In Thailand, for example, stock market indices had not recovered to their pre-crisis level even by end-2007, before the recent 2008 global financial crisis sent the stocks plunging again.
When not specified, the term “financial frictions” is henceforth loosely used to refer to the frictions on equity issuance. Borrowing constraints are also a form of financial frictions, but will often be referred to by their name instead to differentiate between the two kind of frictions.
If we assume instead that firms cannot issue equity, this would lead to a stronger amplification effect of growth shocks. The advantage of the current approach is that one can vary the parameter that determines the cost on equity issuance to compare the frictionless case with the fully constrained case.
The indices shown in Figure 2 do not show a sign of recovery to their pre-crisis level until recently, in 2008, particularly in Indonesia and Malaysia, as the MSCI index of the Thai market is still, as of end-2009, significantly below its end-1996 level.
The use of balanced panel is also common in the literature that studies firms’ performance in emerging markets during a crisis since data on bankruptcies is not always readily available, and firms could delist for a host of other reasons. Given that the purpose of our study is not a systematic empirical analysis into the determinants of firms’ performance during the crisis, a balanced panel is well suited for our analysis. We are also confident that the size and leverage effects are not tainted with a survivorship bias view their significance, the relatively small number of bankruptcies, and the other citations that we provide in support of such correlations

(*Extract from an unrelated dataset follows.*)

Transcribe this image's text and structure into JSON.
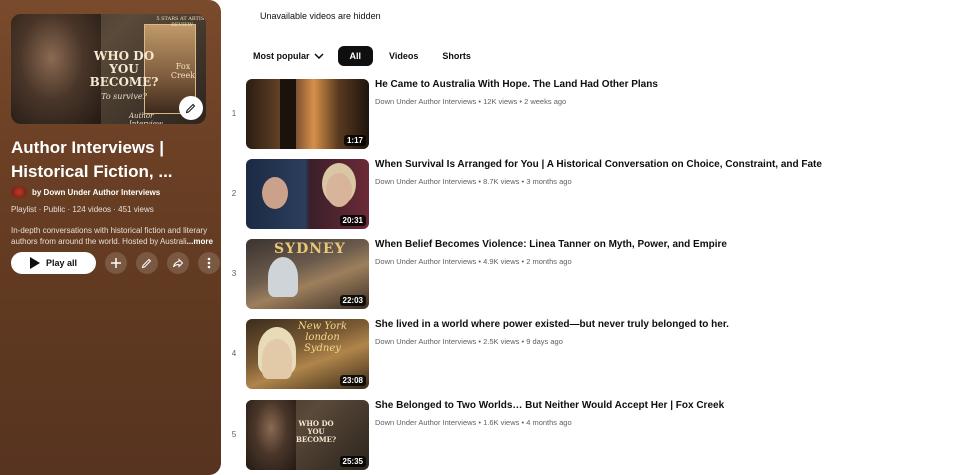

Note that the crisis started during the second half of 1997, hence, end-1997 values of firms’ market value will not reflect the pre-crisis levels
Comparability with earlier studies is not always possible as the measures of performance as well as that of size differ across studies.
Since the crisis started during 1997, this justifies the use of 1996 as the pre-crisis year. As for the trough, some recovery was seen in some sectors during 1999. This and the short-lived rebound in many stocks justify the use of 1998 as the trough.
Since we assume a continuum of firms, by the law of large numbers the sample will be stationary, i.e.,
See, e.g., Chen and Ritter (2000) for a discussion on issuance costs. There is a growing evidence in the finance literature that managers prefer to smooth dividends, as first shown by Litner (1956). There is a theoretical literature that rationalizes dividend smoothing, see, for example, Miller and Rock (1985), Allen, Bernardo and Welch (2000), and Guttman, Kadan and Kandel (2007).
We detrend using the lag of the productivity trend so that the variables at time t that are in firms’s information set a time t − 1 remain in this set. This choice does not affect the solution of the problem (see e.g. Aguiar and Gopinath (2007).
When the transition probability is increased from 0% to 1.5% the parameter φ is set to 6.2 to match the leverage ratio of 0.52
When a transition probability of 3.3% is used in our case, the qualitative results are unaffected, but quantitatively the model generates smaller amplifications of a given shock under the banchmark conservative parameterization.
This follows from the fact that
Since the model is solved in a non linear way through iterations over the grid, keeping the size difference to a minimum significantly shortens the computational time.
In each period in the model a fraction of small firms receive a new and better technology. This creates a positive relationship between growth opportunities and next period’s performance in a non-crisis environment.